As a programmer and as a writer, if I feel really successful, what I’ve done is I’ve helped Western audiences or readers to confront something that they maybe haven’t thought about, or some kind of film that they weren’t aware of, and just make them see that there are different ways of seeing things, that could be provocative or fascinating.
Thinking about translation makes me think of some programmers I know who could say to a filmmaker: oh well I’ll show that to you in my festival but you’ve got to change the ending and redo the music because for Western audiences this won’t work. That’s translation and I never want to do that. Writing the subtitles on the other hand is fine [laughs], and that’s part of the work I try to do.
CC: Have Western audience’s expectations changed with their understanding of, or maybe their relation to, China?
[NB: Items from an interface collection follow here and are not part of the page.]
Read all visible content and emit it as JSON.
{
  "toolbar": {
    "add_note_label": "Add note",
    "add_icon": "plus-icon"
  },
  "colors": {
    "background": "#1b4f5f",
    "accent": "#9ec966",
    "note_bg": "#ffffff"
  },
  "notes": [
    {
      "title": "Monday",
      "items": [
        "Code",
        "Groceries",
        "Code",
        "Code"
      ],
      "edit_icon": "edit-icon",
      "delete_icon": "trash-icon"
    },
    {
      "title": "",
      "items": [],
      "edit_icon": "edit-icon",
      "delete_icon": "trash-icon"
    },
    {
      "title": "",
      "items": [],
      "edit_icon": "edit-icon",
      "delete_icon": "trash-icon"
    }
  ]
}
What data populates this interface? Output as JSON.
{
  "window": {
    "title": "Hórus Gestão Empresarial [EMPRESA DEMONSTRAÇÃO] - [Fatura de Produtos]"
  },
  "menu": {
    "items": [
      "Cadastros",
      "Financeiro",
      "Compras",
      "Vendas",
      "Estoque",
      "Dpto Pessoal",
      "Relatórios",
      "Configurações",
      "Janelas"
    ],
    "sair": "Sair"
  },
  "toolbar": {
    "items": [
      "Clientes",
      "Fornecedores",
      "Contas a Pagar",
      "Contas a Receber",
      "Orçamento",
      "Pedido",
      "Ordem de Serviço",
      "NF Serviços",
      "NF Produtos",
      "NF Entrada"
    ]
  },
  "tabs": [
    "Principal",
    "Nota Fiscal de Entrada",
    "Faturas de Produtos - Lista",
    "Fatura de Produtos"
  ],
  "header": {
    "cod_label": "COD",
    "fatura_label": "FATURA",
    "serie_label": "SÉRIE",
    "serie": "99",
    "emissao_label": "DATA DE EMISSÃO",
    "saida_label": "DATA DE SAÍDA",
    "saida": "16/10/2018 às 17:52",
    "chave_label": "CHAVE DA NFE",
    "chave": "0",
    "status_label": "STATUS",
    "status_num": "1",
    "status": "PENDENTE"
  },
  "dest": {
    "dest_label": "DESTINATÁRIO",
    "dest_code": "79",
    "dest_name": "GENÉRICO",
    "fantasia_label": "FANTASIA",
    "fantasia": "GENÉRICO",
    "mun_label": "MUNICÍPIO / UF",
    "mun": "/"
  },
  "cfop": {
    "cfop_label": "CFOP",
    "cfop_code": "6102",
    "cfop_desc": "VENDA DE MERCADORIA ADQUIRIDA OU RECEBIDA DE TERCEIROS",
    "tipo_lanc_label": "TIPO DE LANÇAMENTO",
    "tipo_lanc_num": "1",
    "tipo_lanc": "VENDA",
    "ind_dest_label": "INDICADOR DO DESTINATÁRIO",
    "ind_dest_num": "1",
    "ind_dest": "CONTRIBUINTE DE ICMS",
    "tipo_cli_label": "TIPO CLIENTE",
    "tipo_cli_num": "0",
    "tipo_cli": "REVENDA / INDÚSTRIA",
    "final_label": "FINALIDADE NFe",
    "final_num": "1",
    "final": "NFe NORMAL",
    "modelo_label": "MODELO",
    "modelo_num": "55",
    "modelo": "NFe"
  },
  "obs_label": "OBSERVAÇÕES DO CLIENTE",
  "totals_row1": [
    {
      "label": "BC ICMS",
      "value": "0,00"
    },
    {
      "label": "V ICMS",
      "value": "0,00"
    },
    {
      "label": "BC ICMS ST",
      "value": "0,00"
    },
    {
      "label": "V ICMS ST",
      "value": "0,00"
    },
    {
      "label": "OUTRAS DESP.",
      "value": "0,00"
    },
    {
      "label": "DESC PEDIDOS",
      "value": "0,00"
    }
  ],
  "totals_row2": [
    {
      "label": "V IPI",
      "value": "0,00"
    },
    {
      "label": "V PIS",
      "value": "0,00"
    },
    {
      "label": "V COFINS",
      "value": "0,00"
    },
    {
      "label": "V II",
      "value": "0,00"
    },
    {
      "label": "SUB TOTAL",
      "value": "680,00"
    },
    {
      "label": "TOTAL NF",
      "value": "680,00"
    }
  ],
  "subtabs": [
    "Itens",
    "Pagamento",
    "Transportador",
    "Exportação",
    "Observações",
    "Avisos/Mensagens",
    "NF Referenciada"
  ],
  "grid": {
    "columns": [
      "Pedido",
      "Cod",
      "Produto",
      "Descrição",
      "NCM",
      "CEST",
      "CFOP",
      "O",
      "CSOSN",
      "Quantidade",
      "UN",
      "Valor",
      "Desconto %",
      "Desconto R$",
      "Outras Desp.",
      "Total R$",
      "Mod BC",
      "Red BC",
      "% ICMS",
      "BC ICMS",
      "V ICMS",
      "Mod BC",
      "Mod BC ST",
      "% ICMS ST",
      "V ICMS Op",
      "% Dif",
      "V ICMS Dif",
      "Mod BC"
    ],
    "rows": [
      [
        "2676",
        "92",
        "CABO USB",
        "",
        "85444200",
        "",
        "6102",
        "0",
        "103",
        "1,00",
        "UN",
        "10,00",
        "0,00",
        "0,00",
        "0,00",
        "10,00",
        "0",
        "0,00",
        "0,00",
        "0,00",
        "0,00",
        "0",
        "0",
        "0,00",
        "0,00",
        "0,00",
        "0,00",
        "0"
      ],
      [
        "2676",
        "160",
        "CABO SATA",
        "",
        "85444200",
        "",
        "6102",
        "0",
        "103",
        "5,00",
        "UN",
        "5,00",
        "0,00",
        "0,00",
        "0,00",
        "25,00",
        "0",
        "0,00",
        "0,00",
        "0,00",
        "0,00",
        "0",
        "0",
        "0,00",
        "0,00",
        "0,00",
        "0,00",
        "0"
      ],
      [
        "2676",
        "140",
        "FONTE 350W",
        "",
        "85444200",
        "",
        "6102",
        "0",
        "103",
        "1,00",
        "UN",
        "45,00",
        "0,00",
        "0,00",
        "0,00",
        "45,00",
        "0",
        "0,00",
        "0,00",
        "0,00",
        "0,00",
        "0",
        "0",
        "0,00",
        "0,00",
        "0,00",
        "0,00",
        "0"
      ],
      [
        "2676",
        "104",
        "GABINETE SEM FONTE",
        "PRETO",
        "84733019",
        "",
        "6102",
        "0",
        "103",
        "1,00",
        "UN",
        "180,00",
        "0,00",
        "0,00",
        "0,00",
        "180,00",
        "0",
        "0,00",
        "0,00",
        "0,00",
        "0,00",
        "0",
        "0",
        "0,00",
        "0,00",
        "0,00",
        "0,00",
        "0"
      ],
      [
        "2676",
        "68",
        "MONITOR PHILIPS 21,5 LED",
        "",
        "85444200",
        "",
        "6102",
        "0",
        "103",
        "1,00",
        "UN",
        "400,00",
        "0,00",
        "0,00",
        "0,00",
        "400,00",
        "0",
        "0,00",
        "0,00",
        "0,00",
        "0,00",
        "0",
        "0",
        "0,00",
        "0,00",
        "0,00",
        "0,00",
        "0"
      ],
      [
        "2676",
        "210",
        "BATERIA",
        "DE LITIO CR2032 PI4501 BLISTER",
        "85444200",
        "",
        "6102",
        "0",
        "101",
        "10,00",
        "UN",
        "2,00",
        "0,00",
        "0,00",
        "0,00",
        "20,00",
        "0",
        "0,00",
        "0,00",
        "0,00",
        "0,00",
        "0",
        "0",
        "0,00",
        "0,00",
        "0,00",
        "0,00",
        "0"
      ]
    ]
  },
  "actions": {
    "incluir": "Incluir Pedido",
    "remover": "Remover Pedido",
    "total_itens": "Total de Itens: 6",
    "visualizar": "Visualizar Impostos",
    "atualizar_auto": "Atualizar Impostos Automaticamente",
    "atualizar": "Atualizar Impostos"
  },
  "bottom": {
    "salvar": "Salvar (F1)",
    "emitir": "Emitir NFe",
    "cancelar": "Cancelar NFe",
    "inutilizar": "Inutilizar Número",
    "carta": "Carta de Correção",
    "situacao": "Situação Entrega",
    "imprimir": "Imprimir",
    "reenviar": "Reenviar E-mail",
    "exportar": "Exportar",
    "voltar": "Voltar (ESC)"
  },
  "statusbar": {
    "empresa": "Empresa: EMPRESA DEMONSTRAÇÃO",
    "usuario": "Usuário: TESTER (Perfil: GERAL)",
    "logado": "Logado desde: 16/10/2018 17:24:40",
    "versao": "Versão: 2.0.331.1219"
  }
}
SK: It depends. On the commercial side, sadly, since it’s distributor-run, Western audience’s expectations are shaped by what large Western corporations decide to feed them. [laughs] It still seems like markets are for large costume dramas, swords, that sort of thing.
On the independent side, there’s been a little bit of a trend these last few years. Things have congealed a little for a while, where the standard, long-take, urban ennui film of young, Chinese drifter guys – maybe getting involved with prostitutes, maybe getting messed up with the law and getting killed – seems to be kind of a template. Western festivals seem to find these films easy to show their audiences, and it’s what their audiences kind of expect. And sometimes I wonder if directors don’t produce that kind of work because they know they have a chance to get it out there.
CC: And then where does the âˆšÂ¢â€šÃ‡Â¨Ã€Ãºbanned film’ sit within those expectations?
SK: Well it’s a marketing word, really. It’s something that people put on posters. There was a famous story of a filmmaker sticking the word âˆšÂ¢â€šÃ‡Â¨Ã€Ãºbanned’ on a poster – you know the film wasn’t banned – for distribution in the West. Because that’s a sexy label, right?
CC: The same thing happens with books that Chinese publishers chose to never publish. They get called banned but they never encountered the censorship system.
SK: So it works for things like Lou Ye’s last film in Cannes Film Festival, [Spring Fever] – the one after Summer Palace. Since he was banned because of Summer Palace, âˆšÂ¢â€šÃ‡Â¨Ã€ÃºFilmed by Banned Chinese Filmmaker’ was the way it was presented at Cannes. And you know media, because they like to tell stories they’ve already told over and over, that’s how it was picked up. But I’m not sure that’s helpful, it’s certainly not imaginative, and it forces a kind of non-mainstream filmmaking into a âˆšÂ¢â€šÃ‡Â¨Ã€Ãºbanned’, adversarial, political kind of a straight jacket. Some people are doing that work and I admire them, I think it’s great work, but there’s a lot of really interesting work that isn’t like that.